The elections department's cover-up of voting-machine problems is continuing.
Elections department officials have made repeated statements to the media that the county's voting machines have been working fine. Yet County Recorder Purcell told Thomas' investigators that the elections department was very concerned about voting-machine problems that arose during the District 20 recount.
Purcell said to investigators on March 31 that two of the Elections Systems and Software optical scanners used during the primary and recount were removed from service before the general election. She also said the county was considering contracting with a new vendor to provide voting machines.
Based largely on Purcell's statements that the elections department was addressing the issue, Thomas "determined that there was not sufficient evidence of criminal conduct to justify commencing a formal criminal investigation," he said in a May 5 letter to the county Republican Committee.
A month later, the Arizona Republic quoted elections director Osborne as saying she had no problem with the voting machines: "We are going to stay with these machines. They are very solid, and they do what they are supposed to do."

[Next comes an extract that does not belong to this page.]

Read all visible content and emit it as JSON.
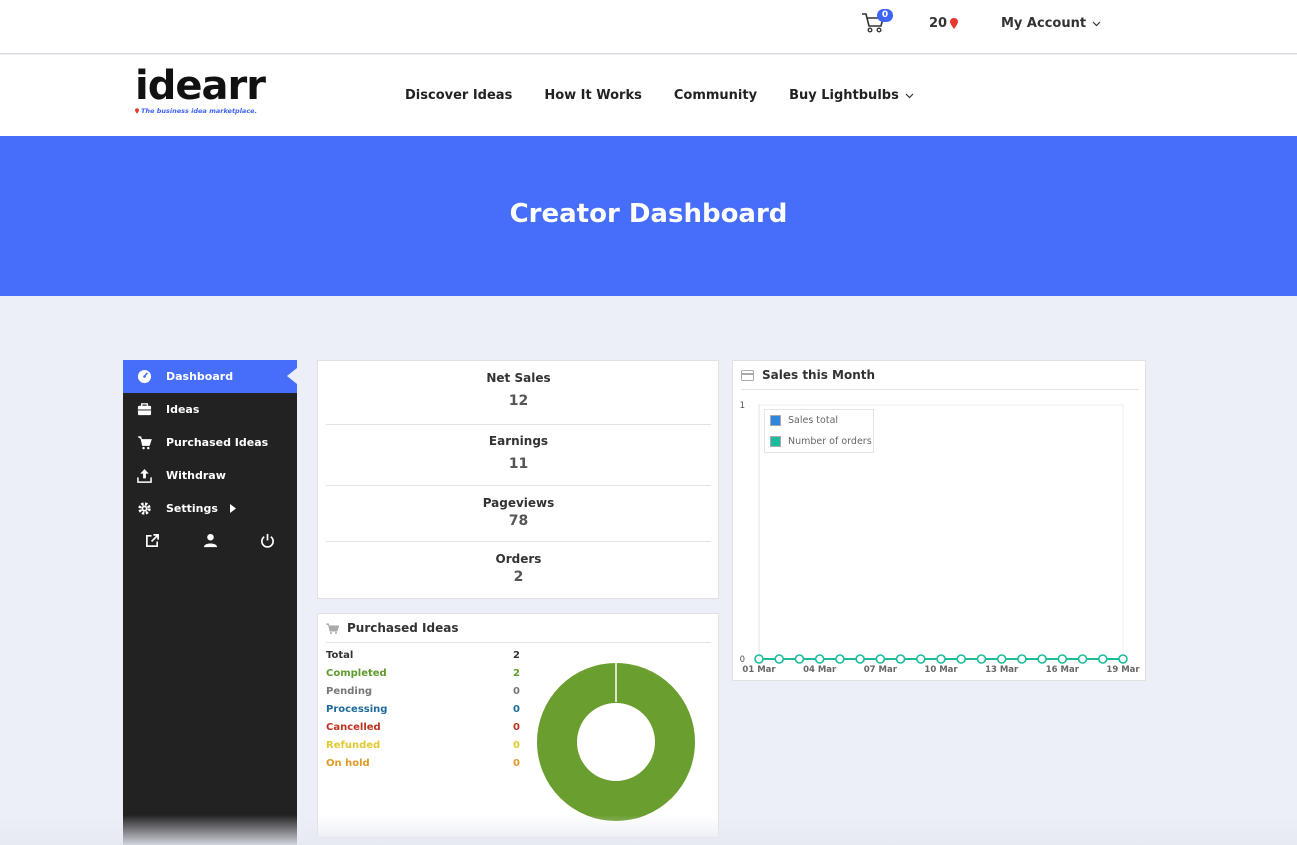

Thomas was annoyed by Osborne's comments.
"This quote by Ms. Osborne directly contradicts your prior representations," Thomas wrote in a June 16 letter to Purcell.
Purcell fired back a June 24 letter assuring Thomas that the elections department was preparing to enter into a contract to upgrade the optical scanners with equipment designed to better detect marks on mail-in ballots.
Thomas returned the volley on June 30, once again berating Purcell for continuing to say there are no problems with the county's voting equipment, while at the same time telling Thomas that significant changes are in the works.
"This two-sided approach to these matters is troubling," Thomas wrote Purcell.
But Thomas was all bark and no bite.
When the chips were down, he decided it wasn't worth it politically to come down on Purcell's operation.
It's too bad that the county attorney has proved his critics right.